Severe hepatic encephalopathy is an independent predictor of mortality in hospitalised patients with cirrhosis

Peter N. Bjerring, Lise Lotte Gluud

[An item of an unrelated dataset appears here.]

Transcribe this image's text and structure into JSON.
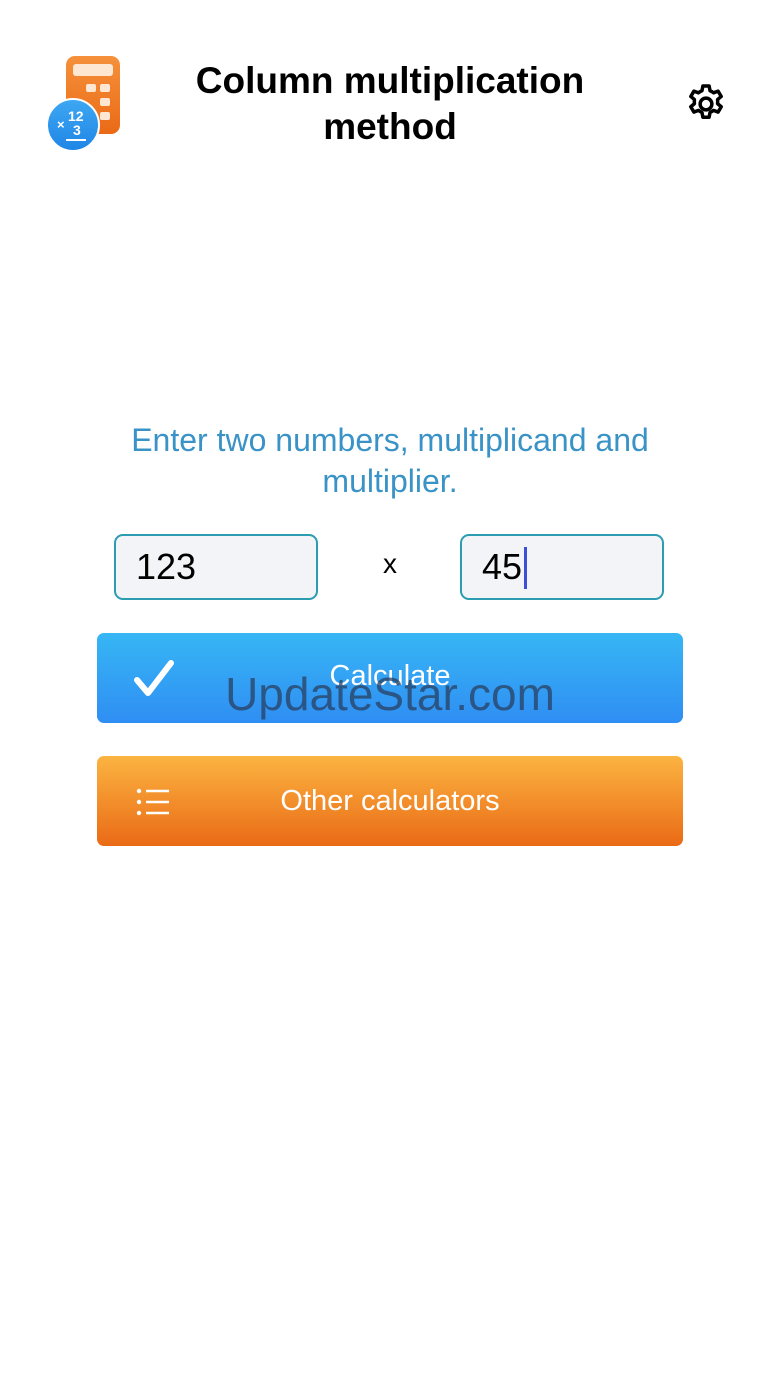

Hepatic encephalopathy (HE) is one of the most debilitating complications to cirrhosis (1). It has a considerable impact on patients as well as their caregivers and the health care system. The condition is defined as a brain dysfunction caused by liver insufficiency or portal systemic shunting. The symptoms, which are potentially reversible, vary from subclinical to deep coma. Symptomatic, also known as overt HE is a marker of decompensated cirrhosis. Overt HE may be precipitated by an event such as infection or bleeding, but often, no precipitating factor is identified. Overt HE is generally graded based on the severity of the symptoms according to the four-point West Haven Scale (2). The highest (worst) grade (3 to 4) are characterised by impaired consciousness. Grade 3 HE is diagnosed in patients with somnolence/semi-stupor, who remain responsive to stimuli; are confused, show gross disorientation or bizarre behaviour. Grade 4 is defined as coma (not responsive to stimuli). According to the time course, HE is defined as episodic, recurrent or persistent. In patients with cirrhosis, the risk of developing HE is closely related to the severity of the underlying liver disease (3).